  3. A Pioneer is not content to remain the same:  Sameness is a disease, a torture to the pioneer spirit.  While he understands the logic of building a foundation and a reputation, once he has done that at one level, he must break out and pursue another level.  The adventure is not necessarily at the end of the rainbow, it is in the pursuit of the rainbow.  The experience of moving onward and upward is  the adventure.
  4. A Pioneer is compelled to make the effort:  Since the pioneer spirit has dreams and a lust for adventure, he always wonders what is out there that he hasn’t discovered yet.    If a particular challenge presents itself, he envisions what “success” would look like and realizes that he may not even be able to fathom where life could take him.  Then, the possibilities become the prize, and he cannot go through life not knowing what could have happened if he didn’t at least try.  He is compelled to try, or he will be miserable the rest of his life wondering what would have happened.
  5. A Pioneer sees present limitations as hindrances to future opportunities:  What some people may consider to be normal and reasonable to take into account, a pioneer sees as an excuse to not take the chance.  Rather than accepting limitations as constructive or rational, he looks at them as hurdles that are meant to be jumped.  The phrase, “Son, we all have to know our limitations” is not in his vocabulary.
  6. A Pioneer knows the risk:  Far from being naive, or simple minded in his pursuits, the pioneer know full well that his attempts may fail.
    rattlesnakes

    Danger on the trail

    To a cautious person, that is enough to make them content to stay where they are.  To a pioneer, it is the price of admission to a glorious undertaking.  Torpedoes?
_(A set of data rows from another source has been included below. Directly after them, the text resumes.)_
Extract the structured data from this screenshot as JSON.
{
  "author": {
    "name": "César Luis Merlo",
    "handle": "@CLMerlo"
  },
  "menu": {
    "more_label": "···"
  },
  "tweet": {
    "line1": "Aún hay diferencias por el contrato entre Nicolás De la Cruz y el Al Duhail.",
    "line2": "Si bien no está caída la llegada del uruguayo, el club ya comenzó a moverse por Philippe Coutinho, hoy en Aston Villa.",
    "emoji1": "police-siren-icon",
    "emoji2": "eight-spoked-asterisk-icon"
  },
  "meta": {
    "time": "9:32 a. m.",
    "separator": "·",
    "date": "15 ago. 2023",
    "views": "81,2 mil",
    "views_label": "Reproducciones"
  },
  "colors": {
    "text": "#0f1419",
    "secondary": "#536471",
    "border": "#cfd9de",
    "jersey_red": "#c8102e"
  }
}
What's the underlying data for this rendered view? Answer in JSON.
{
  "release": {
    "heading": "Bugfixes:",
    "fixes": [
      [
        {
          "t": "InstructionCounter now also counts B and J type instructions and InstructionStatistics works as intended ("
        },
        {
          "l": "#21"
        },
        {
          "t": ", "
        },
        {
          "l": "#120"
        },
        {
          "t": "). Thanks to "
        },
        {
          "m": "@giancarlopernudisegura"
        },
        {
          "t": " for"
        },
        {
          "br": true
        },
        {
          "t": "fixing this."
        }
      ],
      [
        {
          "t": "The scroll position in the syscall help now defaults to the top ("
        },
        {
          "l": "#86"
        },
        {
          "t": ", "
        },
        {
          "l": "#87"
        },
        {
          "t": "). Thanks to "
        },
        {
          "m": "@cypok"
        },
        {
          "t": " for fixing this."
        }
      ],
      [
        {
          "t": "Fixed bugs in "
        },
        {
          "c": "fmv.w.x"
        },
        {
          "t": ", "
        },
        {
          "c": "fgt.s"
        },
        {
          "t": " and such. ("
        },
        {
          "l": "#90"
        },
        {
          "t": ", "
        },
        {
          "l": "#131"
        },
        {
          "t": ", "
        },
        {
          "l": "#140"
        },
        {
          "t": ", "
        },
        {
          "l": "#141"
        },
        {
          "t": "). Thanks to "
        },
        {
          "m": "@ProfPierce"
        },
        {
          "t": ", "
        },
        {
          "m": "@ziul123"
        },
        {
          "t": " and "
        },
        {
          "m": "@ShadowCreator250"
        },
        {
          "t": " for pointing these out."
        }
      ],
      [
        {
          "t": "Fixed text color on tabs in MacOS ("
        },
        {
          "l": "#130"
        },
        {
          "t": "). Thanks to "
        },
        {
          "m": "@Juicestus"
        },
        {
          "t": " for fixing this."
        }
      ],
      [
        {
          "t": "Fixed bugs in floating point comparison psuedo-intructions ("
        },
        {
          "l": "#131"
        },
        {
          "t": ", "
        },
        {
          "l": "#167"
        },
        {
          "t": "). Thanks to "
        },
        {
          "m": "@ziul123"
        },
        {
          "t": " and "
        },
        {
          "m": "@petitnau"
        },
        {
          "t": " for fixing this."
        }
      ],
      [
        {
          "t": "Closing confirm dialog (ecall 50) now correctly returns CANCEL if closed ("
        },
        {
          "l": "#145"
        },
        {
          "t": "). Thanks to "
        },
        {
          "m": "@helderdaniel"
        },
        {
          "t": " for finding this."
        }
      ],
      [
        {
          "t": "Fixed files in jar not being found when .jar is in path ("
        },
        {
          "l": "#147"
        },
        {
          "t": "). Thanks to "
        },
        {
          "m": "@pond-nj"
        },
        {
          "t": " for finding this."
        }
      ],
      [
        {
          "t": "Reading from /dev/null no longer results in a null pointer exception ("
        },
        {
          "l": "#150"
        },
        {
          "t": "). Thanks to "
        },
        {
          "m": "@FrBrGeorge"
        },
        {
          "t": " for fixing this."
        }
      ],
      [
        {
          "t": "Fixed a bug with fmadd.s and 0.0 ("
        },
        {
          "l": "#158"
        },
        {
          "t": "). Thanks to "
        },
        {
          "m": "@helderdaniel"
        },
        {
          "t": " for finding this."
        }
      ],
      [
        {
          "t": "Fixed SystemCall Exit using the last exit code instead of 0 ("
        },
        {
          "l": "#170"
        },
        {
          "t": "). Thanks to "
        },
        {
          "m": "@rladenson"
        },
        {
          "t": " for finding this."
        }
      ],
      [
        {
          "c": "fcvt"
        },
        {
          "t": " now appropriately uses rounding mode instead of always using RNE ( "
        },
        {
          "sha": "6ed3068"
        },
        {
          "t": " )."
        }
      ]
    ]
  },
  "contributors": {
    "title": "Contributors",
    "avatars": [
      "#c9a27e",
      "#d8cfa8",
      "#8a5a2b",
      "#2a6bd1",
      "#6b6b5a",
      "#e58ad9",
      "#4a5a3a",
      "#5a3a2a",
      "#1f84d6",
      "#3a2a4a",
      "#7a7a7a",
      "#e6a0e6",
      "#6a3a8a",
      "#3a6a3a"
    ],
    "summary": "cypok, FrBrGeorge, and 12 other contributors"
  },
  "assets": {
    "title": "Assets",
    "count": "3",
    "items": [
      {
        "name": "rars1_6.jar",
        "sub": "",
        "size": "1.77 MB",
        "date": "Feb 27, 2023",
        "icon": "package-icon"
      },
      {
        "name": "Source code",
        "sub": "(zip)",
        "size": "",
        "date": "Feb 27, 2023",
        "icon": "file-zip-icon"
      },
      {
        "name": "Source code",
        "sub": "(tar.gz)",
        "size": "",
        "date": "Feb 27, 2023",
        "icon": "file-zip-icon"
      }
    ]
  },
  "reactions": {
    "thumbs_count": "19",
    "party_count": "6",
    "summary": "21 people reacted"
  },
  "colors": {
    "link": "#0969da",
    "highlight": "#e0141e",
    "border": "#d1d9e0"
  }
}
What torpedoes?

  7. Pioneers refuse to let caution triumph over glory:  This may sound foolish to some who like to have all the contingencies figured out before they do anything.  It’s like the difference between Patton and Montgomery.  The British Field Marshall Montgomery was known as overly cautious.  He would not mount an attack until he had all of everything he needed.  Supplies, troops, Plan A, Plan B, Plan C.  American General Patton, on the other hand, just charged ahead, annihilating the enemy with lightning speed.  He got so far ahead of his supply trucks that his tanks ran out of gas!  On a more reasonable note, preparation is good, but too much fear of the unknown, or consequences if things go wrong can stifle any progress or innovation.

Copyright © 2015 John D. Cooper

The Heart of a Pioneer

Pioneers on the trail make camp

Pioneers on the trail make camp

From Woodstock to Eternity Book Excerpt:  Free Look Inside!

“This is the heart of a true pioneer.  It isn’t enough just to have a dream and work hard to fulfill it.  The pioneer is willing to leave behind all the known quantities of his present reality because he sees them as limitations.  And, those limitations are like chains to him.  He might as well be in leg irons in a dungeon with one little window where he can watch the world outside change and grow while he is forced to tolerate in an eternal hell of sameness. When he sees an opportunity that will enable him to break free of those limitations and latch onto an enterprise with untold possibilities, he has to take it.  He is compelled.  He will not be able to live with himself if he does not at least give it his best shot.  It doesn’t matter that some people will die, others will suffer shipwreck, still more will become discouraged and turn back.  He never believes it will happen to him.”

Next:  7 Qualities of a Pioneer

Copyright © 2015 John D. Cooper